• **RECORDS FOR THE TASK**
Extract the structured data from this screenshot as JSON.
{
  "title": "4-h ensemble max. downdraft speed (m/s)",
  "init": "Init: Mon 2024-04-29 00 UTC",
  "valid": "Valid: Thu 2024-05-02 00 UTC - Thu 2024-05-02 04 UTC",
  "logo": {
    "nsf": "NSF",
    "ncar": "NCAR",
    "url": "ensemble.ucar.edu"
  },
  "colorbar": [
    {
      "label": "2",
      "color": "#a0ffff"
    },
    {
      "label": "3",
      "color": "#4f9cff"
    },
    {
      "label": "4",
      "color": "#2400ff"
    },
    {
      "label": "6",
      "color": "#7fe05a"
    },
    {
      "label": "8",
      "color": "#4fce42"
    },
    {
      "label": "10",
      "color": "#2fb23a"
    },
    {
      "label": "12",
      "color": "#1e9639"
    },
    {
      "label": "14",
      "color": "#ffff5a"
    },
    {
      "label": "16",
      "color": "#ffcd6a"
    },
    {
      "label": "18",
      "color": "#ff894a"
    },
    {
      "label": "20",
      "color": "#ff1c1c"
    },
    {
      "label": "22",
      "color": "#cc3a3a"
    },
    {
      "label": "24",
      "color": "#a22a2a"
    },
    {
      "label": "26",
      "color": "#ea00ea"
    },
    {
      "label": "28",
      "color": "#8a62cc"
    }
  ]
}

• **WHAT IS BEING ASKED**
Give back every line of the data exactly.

• **REPLY**
Extract the structured data from this screenshot as JSON.
{
  "title": "4-h ensemble max. downdraft speed (m/s)",
  "init": "Init: Mon 2024-04-29 00 UTC",
  "valid": "Valid: Thu 2024-05-02 00 UTC - Thu 2024-05-02 04 UTC",
  "logo": {
    "nsf": "NSF",
    "ncar": "NCAR",
    "url": "ensemble.ucar.edu"
  },
  "colorbar": [
    {
      "label": "2",
      "color": "#a0ffff"
    },
    {
      "label": "3",
      "color": "#4f9cff"
    },
    {
      "label": "4",
      "color": "#2400ff"
    },
    {
      "label": "6",
      "color": "#7fe05a"
    },
    {
      "label": "8",
      "color": "#4fce42"
    },
    {
      "label": "10",
      "color": "#2fb23a"
    },
    {
      "label": "12",
      "color": "#1e9639"
    },
    {
      "label": "14",
      "color": "#ffff5a"
    },
    {
      "label": "16",
      "color": "#ffcd6a"
    },
    {
      "label": "18",
      "color": "#ff894a"
    },
    {
      "label": "20",
      "color": "#ff1c1c"
    },
    {
      "label": "22",
      "color": "#cc3a3a"
    },
    {
      "label": "24",
      "color": "#a22a2a"
    },
    {
      "label": "26",
      "color": "#ea00ea"
    },
    {
      "label": "28",
      "color": "#8a62cc"
    }
  ]
}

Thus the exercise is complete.